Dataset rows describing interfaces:

——————————

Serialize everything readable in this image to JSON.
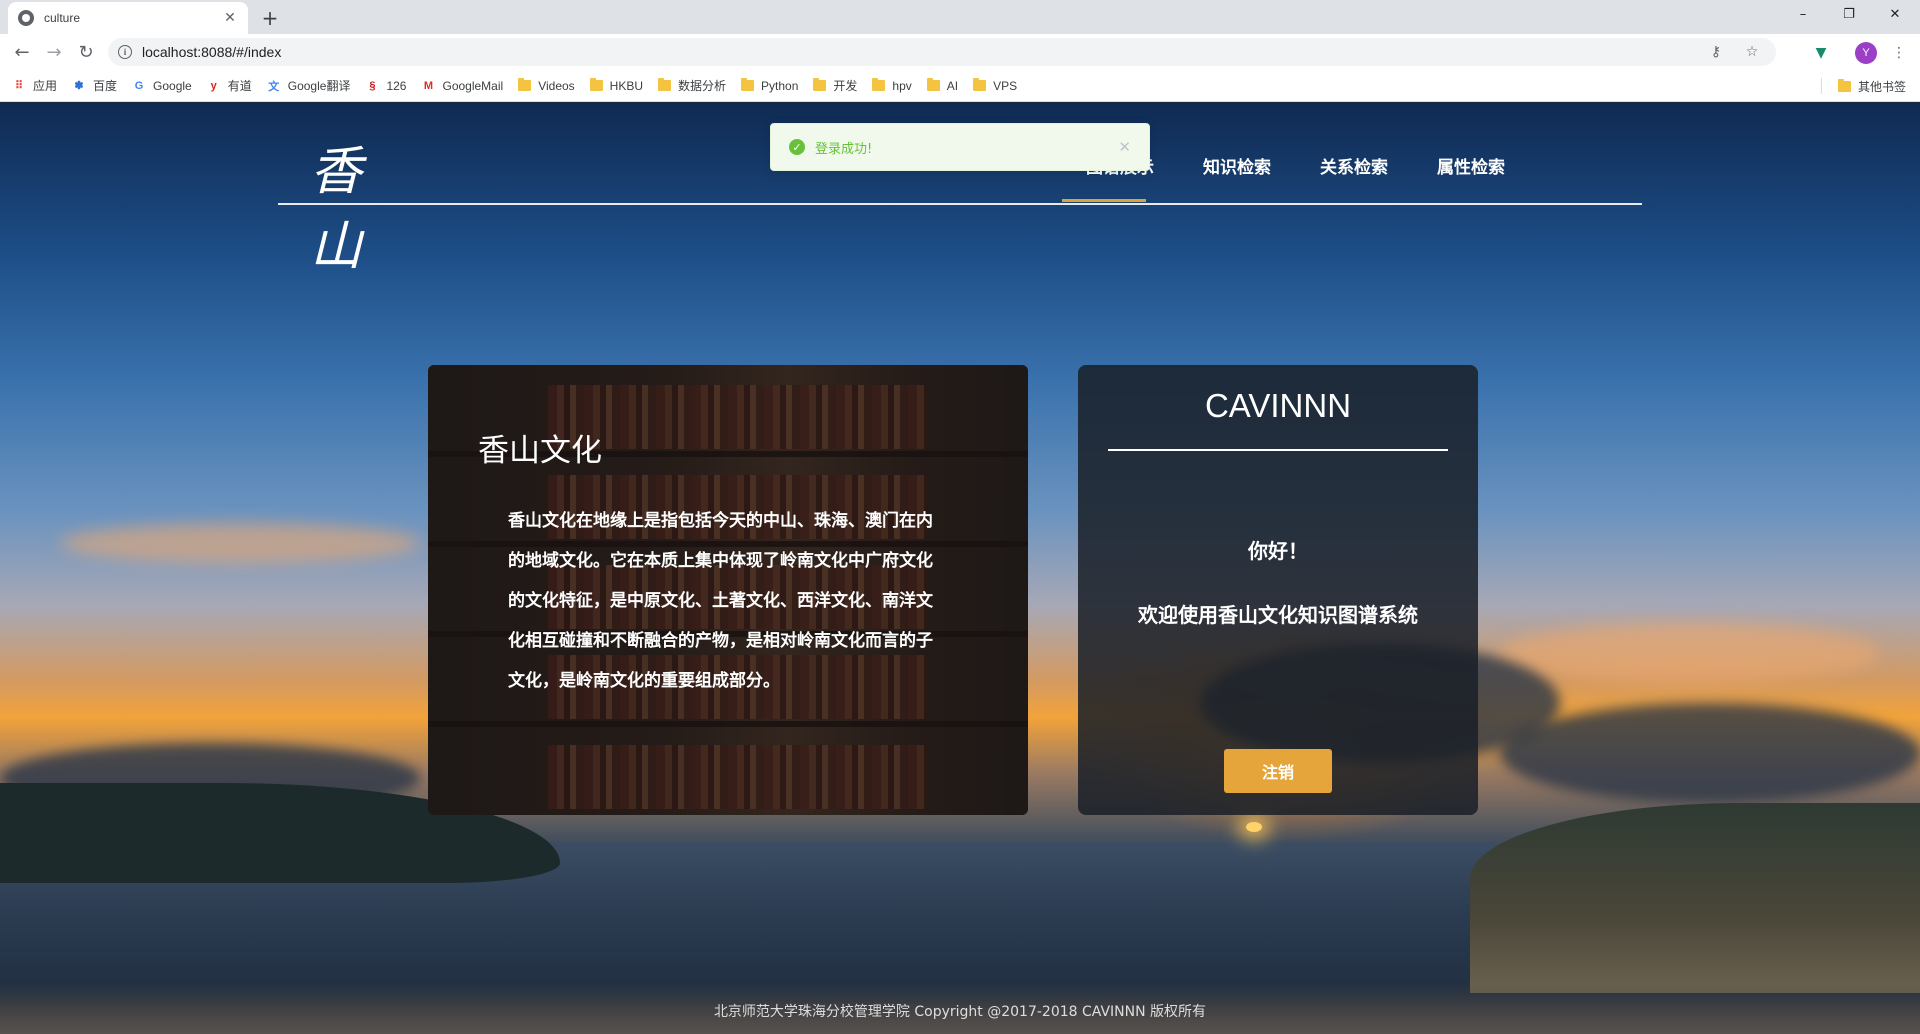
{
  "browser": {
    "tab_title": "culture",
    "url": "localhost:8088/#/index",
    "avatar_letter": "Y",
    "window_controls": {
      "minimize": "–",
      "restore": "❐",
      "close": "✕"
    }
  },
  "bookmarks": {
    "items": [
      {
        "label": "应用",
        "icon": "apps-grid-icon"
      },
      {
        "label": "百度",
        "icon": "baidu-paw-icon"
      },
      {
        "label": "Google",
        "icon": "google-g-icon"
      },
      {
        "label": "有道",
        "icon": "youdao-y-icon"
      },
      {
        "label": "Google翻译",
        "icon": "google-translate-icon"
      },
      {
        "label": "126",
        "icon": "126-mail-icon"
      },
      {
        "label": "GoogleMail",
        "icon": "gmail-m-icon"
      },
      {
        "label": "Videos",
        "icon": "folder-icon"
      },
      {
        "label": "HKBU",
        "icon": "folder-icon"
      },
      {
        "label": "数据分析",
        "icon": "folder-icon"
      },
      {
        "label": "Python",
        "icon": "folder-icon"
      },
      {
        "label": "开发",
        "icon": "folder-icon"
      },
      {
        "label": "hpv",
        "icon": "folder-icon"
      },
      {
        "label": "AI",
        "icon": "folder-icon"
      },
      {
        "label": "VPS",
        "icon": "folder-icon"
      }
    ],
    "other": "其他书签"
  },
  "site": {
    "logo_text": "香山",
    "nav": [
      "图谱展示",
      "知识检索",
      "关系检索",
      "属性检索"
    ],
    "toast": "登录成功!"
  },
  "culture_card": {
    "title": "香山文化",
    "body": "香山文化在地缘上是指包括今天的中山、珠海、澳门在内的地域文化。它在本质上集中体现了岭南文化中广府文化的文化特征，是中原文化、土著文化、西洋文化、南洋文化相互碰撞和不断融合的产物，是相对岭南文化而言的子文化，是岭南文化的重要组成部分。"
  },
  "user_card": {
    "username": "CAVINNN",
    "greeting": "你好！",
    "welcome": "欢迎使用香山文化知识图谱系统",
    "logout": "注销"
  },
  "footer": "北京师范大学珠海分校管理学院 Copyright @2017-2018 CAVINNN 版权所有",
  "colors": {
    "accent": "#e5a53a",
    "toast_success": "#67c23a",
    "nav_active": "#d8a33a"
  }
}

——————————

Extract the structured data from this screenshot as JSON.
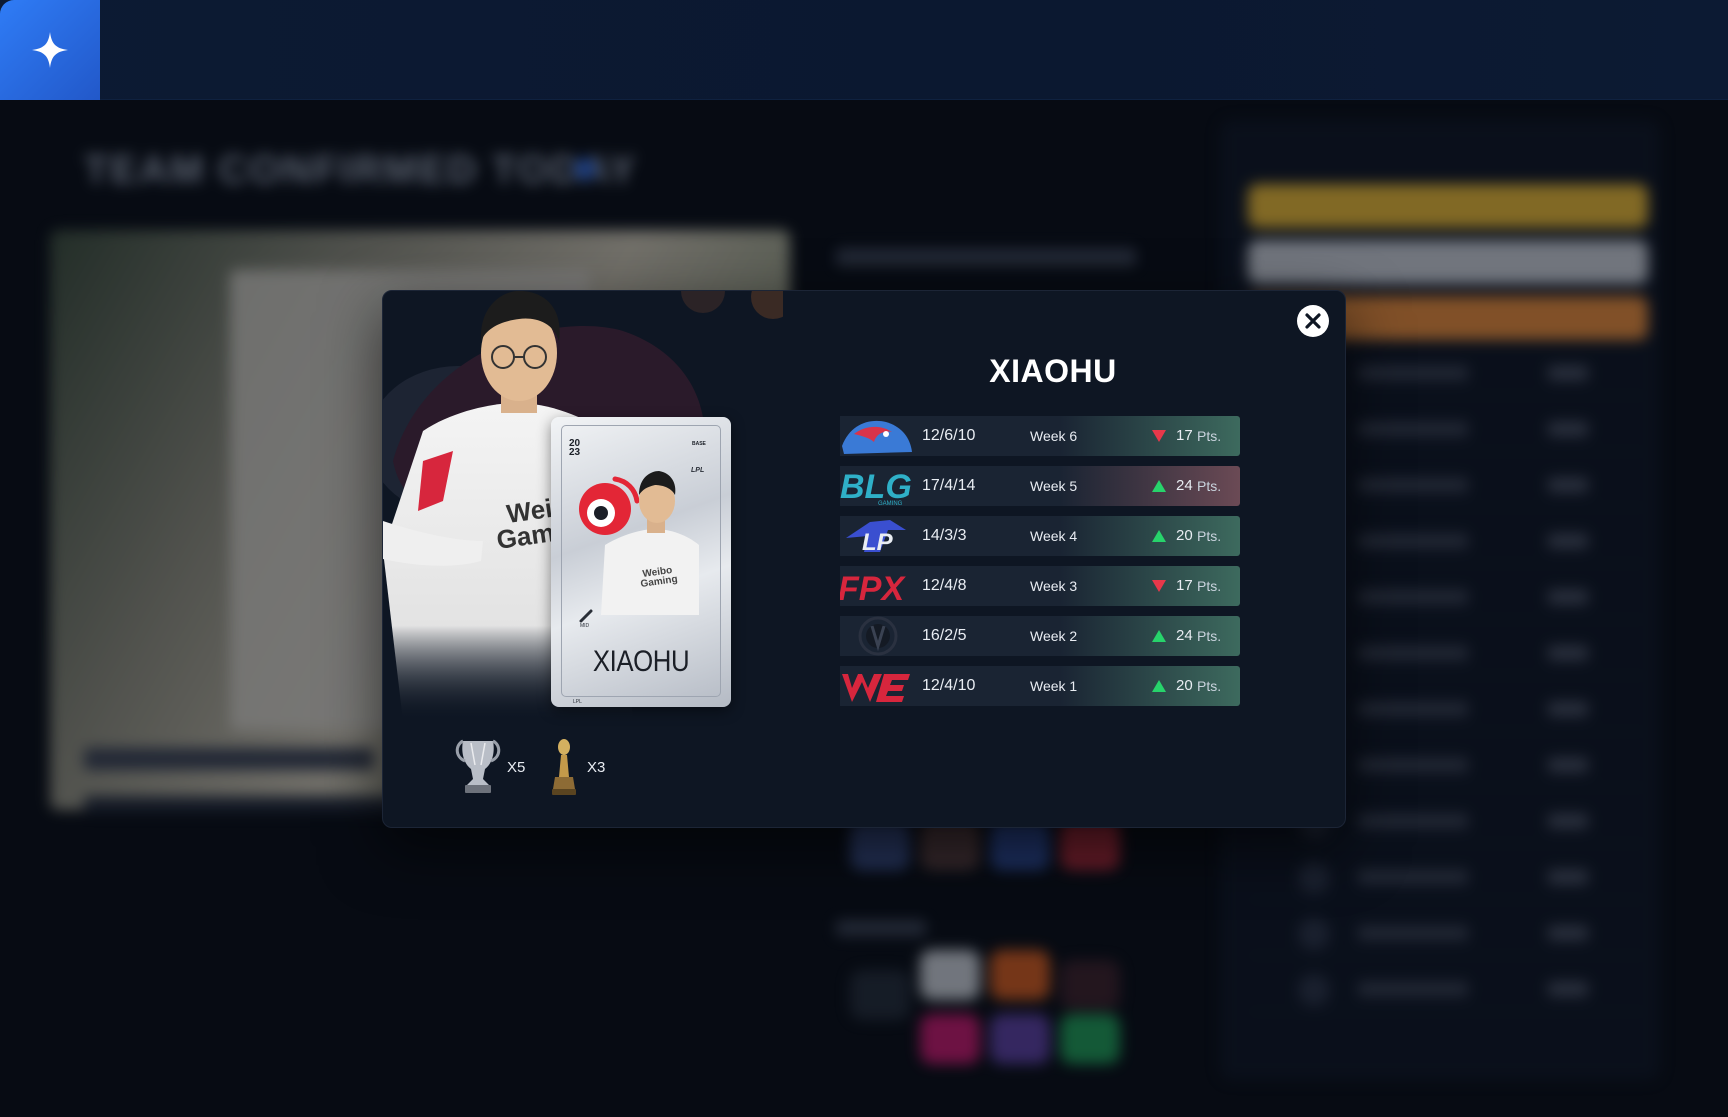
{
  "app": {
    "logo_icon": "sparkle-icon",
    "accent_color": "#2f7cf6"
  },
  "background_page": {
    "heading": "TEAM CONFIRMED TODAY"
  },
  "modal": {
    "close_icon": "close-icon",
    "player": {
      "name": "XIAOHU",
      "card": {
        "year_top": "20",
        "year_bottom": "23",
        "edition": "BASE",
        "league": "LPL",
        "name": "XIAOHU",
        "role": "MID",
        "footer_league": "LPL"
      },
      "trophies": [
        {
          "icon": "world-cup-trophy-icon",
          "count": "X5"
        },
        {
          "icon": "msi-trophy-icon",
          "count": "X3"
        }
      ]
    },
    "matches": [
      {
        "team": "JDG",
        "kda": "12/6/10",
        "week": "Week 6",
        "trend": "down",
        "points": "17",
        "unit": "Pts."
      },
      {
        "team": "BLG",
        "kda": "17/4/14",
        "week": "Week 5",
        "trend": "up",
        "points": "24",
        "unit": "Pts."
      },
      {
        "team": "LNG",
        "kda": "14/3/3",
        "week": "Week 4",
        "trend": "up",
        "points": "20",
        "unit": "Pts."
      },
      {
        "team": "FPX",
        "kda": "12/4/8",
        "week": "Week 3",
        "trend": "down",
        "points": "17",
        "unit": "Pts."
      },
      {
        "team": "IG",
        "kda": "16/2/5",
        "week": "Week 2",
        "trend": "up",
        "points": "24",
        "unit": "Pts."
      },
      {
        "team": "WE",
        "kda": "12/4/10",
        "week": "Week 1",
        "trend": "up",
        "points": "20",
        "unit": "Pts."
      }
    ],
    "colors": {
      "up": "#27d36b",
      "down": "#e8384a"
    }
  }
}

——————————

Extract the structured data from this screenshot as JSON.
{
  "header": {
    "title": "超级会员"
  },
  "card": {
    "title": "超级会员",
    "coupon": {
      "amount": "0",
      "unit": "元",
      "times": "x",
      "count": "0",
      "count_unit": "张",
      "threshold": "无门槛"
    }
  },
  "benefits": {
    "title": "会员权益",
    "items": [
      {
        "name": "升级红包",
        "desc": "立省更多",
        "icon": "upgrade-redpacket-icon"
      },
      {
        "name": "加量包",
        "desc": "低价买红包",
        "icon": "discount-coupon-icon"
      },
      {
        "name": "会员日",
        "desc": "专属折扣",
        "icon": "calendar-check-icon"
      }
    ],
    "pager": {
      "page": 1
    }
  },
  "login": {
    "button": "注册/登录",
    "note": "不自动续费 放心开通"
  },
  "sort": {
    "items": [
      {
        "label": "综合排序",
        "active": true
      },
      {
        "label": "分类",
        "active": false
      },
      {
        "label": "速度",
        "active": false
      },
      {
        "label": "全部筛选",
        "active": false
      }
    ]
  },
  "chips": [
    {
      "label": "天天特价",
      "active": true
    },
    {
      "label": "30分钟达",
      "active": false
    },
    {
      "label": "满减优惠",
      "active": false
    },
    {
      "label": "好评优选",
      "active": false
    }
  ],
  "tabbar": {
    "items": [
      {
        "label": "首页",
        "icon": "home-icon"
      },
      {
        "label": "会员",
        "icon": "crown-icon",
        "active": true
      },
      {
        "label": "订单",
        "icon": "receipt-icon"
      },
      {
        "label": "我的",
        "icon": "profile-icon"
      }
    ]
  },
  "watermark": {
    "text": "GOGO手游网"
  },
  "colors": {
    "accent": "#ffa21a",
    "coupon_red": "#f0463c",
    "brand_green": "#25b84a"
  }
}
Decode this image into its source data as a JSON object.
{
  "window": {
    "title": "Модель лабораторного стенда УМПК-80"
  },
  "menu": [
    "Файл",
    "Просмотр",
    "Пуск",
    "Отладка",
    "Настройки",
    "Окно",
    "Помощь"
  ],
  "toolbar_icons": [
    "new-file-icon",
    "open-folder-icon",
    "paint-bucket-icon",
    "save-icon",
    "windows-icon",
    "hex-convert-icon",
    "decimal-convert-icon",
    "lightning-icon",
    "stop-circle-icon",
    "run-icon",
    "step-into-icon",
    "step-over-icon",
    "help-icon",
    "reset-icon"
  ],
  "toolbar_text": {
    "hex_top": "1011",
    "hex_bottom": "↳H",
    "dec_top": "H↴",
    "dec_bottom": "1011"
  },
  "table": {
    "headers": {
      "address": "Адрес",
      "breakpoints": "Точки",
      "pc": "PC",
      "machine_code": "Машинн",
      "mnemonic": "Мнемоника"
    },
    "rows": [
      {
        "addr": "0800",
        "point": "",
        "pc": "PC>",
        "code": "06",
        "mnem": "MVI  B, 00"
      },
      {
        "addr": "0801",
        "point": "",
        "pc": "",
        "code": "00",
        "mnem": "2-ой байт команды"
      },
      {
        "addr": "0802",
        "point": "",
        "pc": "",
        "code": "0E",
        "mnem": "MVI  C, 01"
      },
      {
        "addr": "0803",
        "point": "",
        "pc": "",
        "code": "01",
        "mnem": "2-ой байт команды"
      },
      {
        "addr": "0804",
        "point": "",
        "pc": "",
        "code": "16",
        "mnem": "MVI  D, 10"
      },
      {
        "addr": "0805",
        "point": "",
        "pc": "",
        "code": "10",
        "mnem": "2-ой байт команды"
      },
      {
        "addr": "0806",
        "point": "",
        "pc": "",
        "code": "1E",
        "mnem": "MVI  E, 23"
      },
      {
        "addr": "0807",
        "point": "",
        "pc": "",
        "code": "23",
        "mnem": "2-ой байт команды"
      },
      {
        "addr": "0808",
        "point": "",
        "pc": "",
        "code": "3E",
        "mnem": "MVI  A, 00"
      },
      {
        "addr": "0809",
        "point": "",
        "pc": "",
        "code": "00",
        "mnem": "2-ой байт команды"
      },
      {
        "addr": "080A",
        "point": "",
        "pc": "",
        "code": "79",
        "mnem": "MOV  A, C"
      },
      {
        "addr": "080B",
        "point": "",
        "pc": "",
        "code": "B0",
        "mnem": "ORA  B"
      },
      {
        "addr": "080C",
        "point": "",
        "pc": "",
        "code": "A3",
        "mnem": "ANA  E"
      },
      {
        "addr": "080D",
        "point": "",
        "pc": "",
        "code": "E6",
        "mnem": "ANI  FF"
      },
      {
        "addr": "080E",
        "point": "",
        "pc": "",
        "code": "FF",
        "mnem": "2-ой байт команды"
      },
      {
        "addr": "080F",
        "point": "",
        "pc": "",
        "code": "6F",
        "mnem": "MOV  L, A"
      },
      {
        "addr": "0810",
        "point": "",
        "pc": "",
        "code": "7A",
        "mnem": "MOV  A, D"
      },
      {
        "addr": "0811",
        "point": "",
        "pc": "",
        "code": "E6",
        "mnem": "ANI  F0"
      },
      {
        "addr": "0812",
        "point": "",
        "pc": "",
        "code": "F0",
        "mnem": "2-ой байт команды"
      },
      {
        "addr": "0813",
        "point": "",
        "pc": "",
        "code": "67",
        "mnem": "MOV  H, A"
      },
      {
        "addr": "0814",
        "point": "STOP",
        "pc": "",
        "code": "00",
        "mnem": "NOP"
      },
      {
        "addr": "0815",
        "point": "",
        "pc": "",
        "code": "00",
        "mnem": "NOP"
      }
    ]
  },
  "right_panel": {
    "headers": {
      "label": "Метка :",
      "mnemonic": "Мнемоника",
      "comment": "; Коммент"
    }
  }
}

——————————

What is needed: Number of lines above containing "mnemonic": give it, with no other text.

Output below: 2